That has comforted me much in thinking of old friends and associates in the radical movement who have died, who have been put to death, who have committed suicide. It makes me pray daily for Sacco and Vanzetti, for Alexander Berkman, for others who died as far aa we know, estranged from God.
I thought that night as I listened, “The mothers in this congregation know that hope in the mercy of God. Some of them perhaps have sons who have met sudden violent death. There have been two murders that we know of on this street in the past year. And there was that longshoreman who was crushed to death last month by a ton of falling iron. There was our old janitor who died of gas poisoning last week. Their mothers and their loved ones know that God will hear their prayers. He knows we must bear one another’s burdens. This strong hope, this boundless faith no loving God can withstand.”
Last month we had a large appeal, three columns of it on the front page and running over into the back. We still owe $1200 on the printing bill and a thousand more in bread and grocery bills for the Work of Mercy. The printer is being of great faith in letting us go on with this March issue. We have shortened the bread line so that it stops at eight instead of at nine, running now for only two and a half hours in the morning. We have cut down the number of diners in the house so that forty are sitting down to table instead of seventy. But still our bills are there and we are hard put to keep up the work. So this is a “still small voice” of an appeal. Just a little whisper, a prayer, at the end of the column, that St. Joseph will remind you of us here at Mott Street. Our rosary novena to the Blessed mother that Teresa and I have been saying has resulted in many new workers not only in our own but in the four new groups. She had to leave the finances to St. Joseph, go we too must “go to Joseph.”

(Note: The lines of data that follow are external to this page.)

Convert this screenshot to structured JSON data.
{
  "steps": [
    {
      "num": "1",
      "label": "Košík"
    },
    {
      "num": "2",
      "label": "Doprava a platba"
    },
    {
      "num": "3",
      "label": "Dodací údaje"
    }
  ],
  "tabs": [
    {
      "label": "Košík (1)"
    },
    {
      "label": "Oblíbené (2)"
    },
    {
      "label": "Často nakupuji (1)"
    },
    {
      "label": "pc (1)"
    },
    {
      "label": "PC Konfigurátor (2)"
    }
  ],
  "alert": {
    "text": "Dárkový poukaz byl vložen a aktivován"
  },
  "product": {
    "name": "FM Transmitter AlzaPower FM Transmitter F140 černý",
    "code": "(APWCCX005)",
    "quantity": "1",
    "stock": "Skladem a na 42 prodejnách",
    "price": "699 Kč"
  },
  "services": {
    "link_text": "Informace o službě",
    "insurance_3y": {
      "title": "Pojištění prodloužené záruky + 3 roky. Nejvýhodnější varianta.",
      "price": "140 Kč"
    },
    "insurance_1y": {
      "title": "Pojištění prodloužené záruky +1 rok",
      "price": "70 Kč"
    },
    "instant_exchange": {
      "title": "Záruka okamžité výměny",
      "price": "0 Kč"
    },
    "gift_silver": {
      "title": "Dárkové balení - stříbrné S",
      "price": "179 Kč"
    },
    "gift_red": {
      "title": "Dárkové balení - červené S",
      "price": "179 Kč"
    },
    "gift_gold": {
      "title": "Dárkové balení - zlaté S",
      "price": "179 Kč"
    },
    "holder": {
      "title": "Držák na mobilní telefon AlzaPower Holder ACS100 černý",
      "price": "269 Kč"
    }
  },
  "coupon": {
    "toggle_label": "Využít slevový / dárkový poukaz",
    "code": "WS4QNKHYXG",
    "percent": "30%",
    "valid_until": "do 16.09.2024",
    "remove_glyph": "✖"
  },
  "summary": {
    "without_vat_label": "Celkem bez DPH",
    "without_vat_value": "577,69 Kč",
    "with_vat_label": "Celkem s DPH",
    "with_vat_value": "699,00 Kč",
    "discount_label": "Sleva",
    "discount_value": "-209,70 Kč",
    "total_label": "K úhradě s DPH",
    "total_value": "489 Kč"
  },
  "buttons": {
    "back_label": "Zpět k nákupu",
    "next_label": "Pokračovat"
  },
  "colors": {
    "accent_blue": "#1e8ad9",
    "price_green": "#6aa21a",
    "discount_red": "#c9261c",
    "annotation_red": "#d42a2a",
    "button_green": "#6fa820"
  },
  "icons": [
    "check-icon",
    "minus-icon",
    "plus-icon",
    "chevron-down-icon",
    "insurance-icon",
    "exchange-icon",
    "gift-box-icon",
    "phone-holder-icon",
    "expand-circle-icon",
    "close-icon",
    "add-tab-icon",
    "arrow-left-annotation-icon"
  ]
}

I suddenly remembered too, that I myself was holding out in regard to money. I was saving my royalty check from the book, “From Union Square to Rome,” for the mortgage on the farm which is not due for several months. So I too was being of little faith. We are recklessly handing it over to our debtors so now we are completely in St. Joseph’s hands. There is nothing in the bank but we are not worrying. He has never failed us yet, so he won’t now.